Hi my name is Julie Frith, I am a northern California artist. I create
modern kinetic art sculptures, in the style of Alexander Calder. I have
a great website that I made and maintain. I sell mobiles and stabiles that I make with my husband Brian Ladd; For
more information: www.frithmobiles.com.
All of my creations are made by hand, no mass production, custom
designed made to order. I love modern design, architecture, clean
lines, bright color splashes, and mid century homes. Grew up in the
60's/70's surrounded in constant art of my parents. Learned many art
skills and knowledge of modern design and technology. Impressed by the
mobiles of Calder in museums around the world, it influenced my art love forever.
My husband Brian Ladd, is always looking around on the net for cool mobile art related stuff for me. On Ebay he bought me this vintage magazine... The Saturday Evening Post Feb. 27, 1965. I just love it. Not only is it old and in great shape... it didn't smell like mold! It also had a great article on my favorite artist... Alexander Calder. The front cover shows a child reaching up to touch one of Calder's mobiles.
The start of the article shows an action photo of Calder sitting in the center stationary,
and the motion of his mobiles in action. The first piece shown is a stabile, I have not seen it anywhere, it is called "Rat". I love it!! The humor of Calder really shows!
On the left a stabile "Bucephalus", on the right "Five Rudders".
Shown above is the Alexander Calder show at the Guggenheim. Where people were able to actually touch the giant stabiles and mobiles. "Albert Einstein once spent 40 minutes watching the entire cycle of a motorized mobile called A Universe at the Museum of Modern Art, and reportedly said he wishes he had thought of it himself".
"Calder broke all attendance records at the Guggenheim, outdrawing even the mighty van Gogh." I think you will like this article very much. To see the article above go to my website:

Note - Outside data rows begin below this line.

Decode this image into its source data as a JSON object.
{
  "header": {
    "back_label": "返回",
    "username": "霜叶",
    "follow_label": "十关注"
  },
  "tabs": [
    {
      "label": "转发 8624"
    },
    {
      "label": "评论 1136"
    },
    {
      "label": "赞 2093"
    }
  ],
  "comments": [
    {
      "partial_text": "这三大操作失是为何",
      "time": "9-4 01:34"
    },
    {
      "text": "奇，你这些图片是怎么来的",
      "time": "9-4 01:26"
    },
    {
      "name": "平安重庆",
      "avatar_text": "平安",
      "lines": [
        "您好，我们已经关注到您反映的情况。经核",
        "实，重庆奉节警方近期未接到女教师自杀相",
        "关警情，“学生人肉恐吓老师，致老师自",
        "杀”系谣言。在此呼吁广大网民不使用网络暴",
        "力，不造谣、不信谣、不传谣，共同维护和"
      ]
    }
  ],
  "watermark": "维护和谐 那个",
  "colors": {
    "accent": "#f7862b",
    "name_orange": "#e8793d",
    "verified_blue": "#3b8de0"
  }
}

This video is about the work of Tom Shannon, an artist who directly integrates science into his paintings. Though he does a lot of science themed work, this video focuses on his work with a pendulum. He created a machine that emits multiple paints (at the same time) while moving in a pendulum. He can control, through a remote control, the amount of paint that is emitted. For example, if he had blue, red, and yellow in the machine, he could lesson the amount of blue or increase the amount of yellow. The paintings are colorful and vivid. They create interference patterns and sometimes even recognizable images. I thought this video was interesting because I'm not familiar with many artists who use science, and am interested in both art and science.